  • Serving value for opt-in data is a core approach for digital media - especially when you are targeting a narrow niche of buyers by industry. In that case, value of web visitors is less valuable than opt-in members.

Media Disruption Accelerates As Paper Ads Plunge
by: Tom Foremski
key excerpt:

  • Digital advertising is not the answer because it continues to decline in effectiveness and revenues per unit.
  • Subscriptions are not effective because they limit the reach of the news stories.
  • And a combination of many revenue streams such as conferences, has failed to created a stable and predictable business model.

enterprise relevance: Medium - As big names in newspapers show their weaknesses, media analyst Tom Foremski has been rightfully howling about the future of journalism. Here's more on declining revenues impacting the biggest news titles (Bad News on the Doorstep). Tom Foremski's also posted an eloquent missive on the lost generation of journalists.

best course of action:

  • Learn from the monetization struggle of pure play media players. By necessity they are experimenting with alternatives like hybrid firewalls and content micro-payments.
  • In most cases, enterprises don't need to monetize all content - if they can convincingly tie that content into lead generation. As I noted, turning every content program into a profit-and-loss center can be limiting. Still, every enterprise is faced with content ROI.

Bonus content - a few more for the road:

How Bots Are Changing The Future Of Journalism - Why should writers feel secure in the automated era? They shouldn't, as per this piece: "There are specific types of writing where AI will replace writers almost entirely."
Responding to objections to "Writing Without Bullshit" - As good a primer on edgy business writing as you're going to find.
Here’s How Much You’re Worth To Facebook - Between $4 and $62 bucks a year, depending on where you live :)

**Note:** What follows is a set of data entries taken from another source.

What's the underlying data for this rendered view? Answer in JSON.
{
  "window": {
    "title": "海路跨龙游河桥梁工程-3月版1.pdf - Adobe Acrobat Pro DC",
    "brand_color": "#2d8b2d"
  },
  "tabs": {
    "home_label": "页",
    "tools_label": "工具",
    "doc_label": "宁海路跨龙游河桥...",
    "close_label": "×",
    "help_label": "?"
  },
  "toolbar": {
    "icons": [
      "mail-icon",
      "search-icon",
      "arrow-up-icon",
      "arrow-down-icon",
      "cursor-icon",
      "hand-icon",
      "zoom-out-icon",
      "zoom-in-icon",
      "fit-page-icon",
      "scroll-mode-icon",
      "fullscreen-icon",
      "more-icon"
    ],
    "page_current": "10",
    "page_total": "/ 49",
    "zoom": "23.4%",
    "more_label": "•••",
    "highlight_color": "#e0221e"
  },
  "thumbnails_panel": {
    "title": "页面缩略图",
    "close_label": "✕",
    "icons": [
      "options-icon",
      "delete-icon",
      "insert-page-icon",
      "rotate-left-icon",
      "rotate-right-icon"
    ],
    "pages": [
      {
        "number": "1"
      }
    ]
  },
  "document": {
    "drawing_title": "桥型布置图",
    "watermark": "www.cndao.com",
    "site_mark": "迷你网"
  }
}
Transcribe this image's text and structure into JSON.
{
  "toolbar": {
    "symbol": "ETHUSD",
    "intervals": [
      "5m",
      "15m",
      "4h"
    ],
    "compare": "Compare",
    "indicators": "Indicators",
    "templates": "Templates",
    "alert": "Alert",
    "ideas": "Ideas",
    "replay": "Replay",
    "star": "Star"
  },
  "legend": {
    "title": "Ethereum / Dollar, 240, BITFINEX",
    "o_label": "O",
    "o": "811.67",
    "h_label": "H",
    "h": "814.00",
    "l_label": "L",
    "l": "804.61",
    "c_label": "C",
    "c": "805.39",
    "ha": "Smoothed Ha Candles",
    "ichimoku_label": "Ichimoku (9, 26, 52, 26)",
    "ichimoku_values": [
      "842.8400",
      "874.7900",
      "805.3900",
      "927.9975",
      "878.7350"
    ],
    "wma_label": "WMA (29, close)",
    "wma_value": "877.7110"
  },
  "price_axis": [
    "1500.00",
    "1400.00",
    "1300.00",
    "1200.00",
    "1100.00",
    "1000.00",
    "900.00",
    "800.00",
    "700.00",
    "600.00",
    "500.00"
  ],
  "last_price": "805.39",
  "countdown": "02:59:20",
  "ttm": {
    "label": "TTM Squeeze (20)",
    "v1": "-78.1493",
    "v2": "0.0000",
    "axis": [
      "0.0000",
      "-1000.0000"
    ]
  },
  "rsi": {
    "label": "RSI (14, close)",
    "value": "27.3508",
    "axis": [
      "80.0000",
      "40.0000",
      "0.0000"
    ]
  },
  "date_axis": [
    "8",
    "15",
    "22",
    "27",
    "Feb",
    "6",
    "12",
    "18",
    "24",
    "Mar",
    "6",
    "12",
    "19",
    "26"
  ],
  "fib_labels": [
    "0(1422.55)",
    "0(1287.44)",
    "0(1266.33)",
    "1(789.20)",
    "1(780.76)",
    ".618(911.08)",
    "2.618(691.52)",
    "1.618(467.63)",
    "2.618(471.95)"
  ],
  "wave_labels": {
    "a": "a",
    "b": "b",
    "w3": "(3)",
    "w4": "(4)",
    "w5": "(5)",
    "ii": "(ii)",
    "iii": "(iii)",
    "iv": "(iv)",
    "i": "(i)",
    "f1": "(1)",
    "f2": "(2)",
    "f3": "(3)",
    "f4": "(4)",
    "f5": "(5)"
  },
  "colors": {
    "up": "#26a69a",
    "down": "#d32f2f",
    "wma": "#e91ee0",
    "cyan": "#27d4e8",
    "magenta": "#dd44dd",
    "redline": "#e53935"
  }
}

These pieces were picked from my curated scoop.it channel, enterprise media disruptions. You can also view the entire digital media disruptions series.